It wouldn’t have been the first time an acclaimed filmmaker was willing to part ways with his usual cinematographer to work with him. Besides the Coens, who had worked with Deakins since 1991, Delbonnel began a three-film streak with Tim Burton in 2012 and made two films for Joe Wright, when the filmmaker briefly parted ways with Seamus McGarvey after the disastrous Pan. Then, Delbonnel will work on Alfonso Cuaron’s next, for which he collaborates with the director’s accomplice, the triple Oscar winner Emmanuel Lubezki.
But while each of these DPs can pride themselves on adapting to a director’s needs and changing things up – for example, Lubezki shot both Gravity and Children of Men – Delbonnel’s style is often more recognizable than that of most filmmakers. For example, Darkest Hour and Harry Potter and the Half-Blood Prince looked more like Bruno Delbonnel films than anything Wright or David Yates had done before.
The Tragedy of Macbeth, shot entirely on the sound stages of Los Angeles in a black-and-white Academy report, is unlike anything Coen or Delbonnel have ever attempted. It is a film defined by its emptiness; the vacancy of its brutalist corridors and the desolation of its deliberately artificial landscapes. Like Dogville and Manderlay by Lars von Trier, it is a film that is located in the no man’s land between theater and cinema.
And like those films, The Tragedy of Macbeth is almost as barren, not in a metaphorical sense, but literally. There are no windows in the walls of Macbeth’s castle; there is no furniture in his rooms; no carpets on its floors. A stark contrast, you’ll agree, to the chaos raging in his (scorpion-infested) mind.
In addition to the very pointed use of Shakespeare’s words, the film also presents a rather singular visual language. Together this creates a kind of dissonance in the viewer’s mind, an instant signal that they are experiencing something abstract.

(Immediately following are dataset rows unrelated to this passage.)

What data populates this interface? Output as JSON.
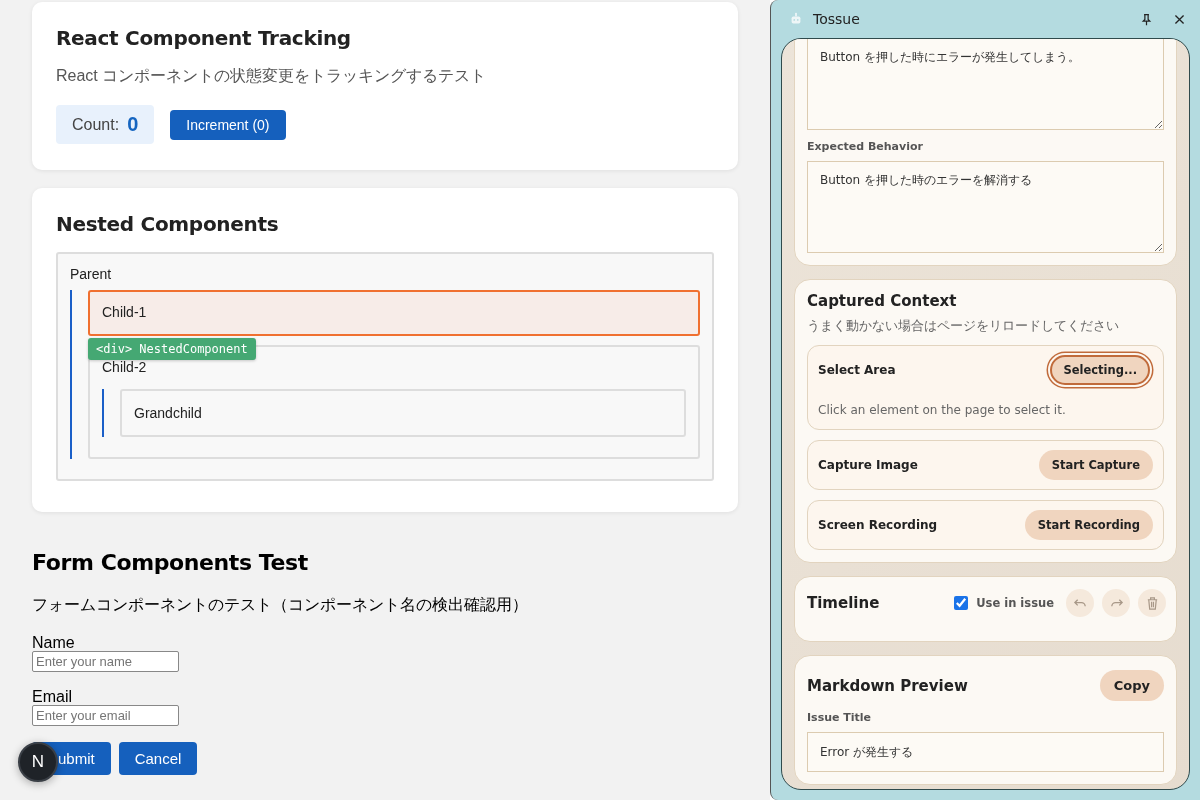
{
  "page": {
    "tracking_card": {
      "title": "React Component Tracking",
      "description": "React コンポーネントの状態変更をトラッキングするテスト",
      "count_label": "Count:",
      "count_value": "0",
      "button": "Increment (0)"
    },
    "nested_card": {
      "title": "Nested Components",
      "parent": {
        "label": "Parent",
        "children": [
          {
            "label": "Child-1",
            "highlighted": true
          },
          {
            "label": "Child-2",
            "highlighted": false,
            "children": [
              {
                "label": "Grandchild",
                "highlighted": false
              }
            ]
          }
        ]
      },
      "inspector_tag": "<div> NestedComponent"
    },
    "form": {
      "title": "Form Components Test",
      "description": "フォームコンポーネントのテスト（コンポーネント名の検出確認用）",
      "fields": [
        {
          "label": "Name",
          "placeholder": "Enter your name"
        },
        {
          "label": "Email",
          "placeholder": "Enter your email"
        }
      ],
      "buttons": [
        "ubmit",
        "Cancel"
      ]
    },
    "dev_badge": "N"
  },
  "panel": {
    "title": "Tossue",
    "issue_card": {
      "description_value": "Button を押した時にエラーが発生してしまう。",
      "expected_label": "Expected Behavior",
      "expected_value": "Button を押した時のエラーを解消する"
    },
    "context": {
      "title": "Captured Context",
      "note": "うまく動かない場合はページをリロードしてください",
      "items": [
        {
          "label": "Select Area",
          "button": "Selecting...",
          "active": true,
          "hint": "Click an element on the page to select it."
        },
        {
          "label": "Capture Image",
          "button": "Start Capture",
          "active": false
        },
        {
          "label": "Screen Recording",
          "button": "Start Recording",
          "active": false
        }
      ]
    },
    "timeline": {
      "title": "Timeline",
      "use_in_issue": {
        "label": "Use in issue",
        "checked": true
      }
    },
    "markdown": {
      "title": "Markdown Preview",
      "copy_button": "Copy",
      "issue_title_label": "Issue Title",
      "issue_title_value": "Error が発生する"
    }
  }
}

In addition to the sense of confinement that the 4:3 aspect ratio communicates, the film’s hat-trick to German Expressionism and film noir evokes a mood. You’re watching a story about a man who gradually loses his mind, so it makes sense to pay homage to a genre whose protagonists have often been torn by moral dilemmas.
Delbonnel captures the denouement of Macbeth with high-contrast imagery combined with Coen’s rhythmic editing – jagged shadows in a courtyard can turn into almost painterly portraits that fill the entire frame. And after a few predominantly gray acts, Delbonnel separates the film into a more distinct black and white, perhaps to reflect Macbeth’s descent into madness. It again floods the cramped surroundings with gray in the film’s morally murky final act, as Washington walks in for one of his last close-ups, choosing to whisper one of the most important monologues ever written.
It’s a showy performance, for sure. But it is also the one that Delbonnel has set up behind the camera. It would be a shame if it wasn’t recognized.
Post Credits Scene is a column where we dissect new releases every week, with a particular focus on background, crafting, and characters. Because there’s always something to fix after the dust settles.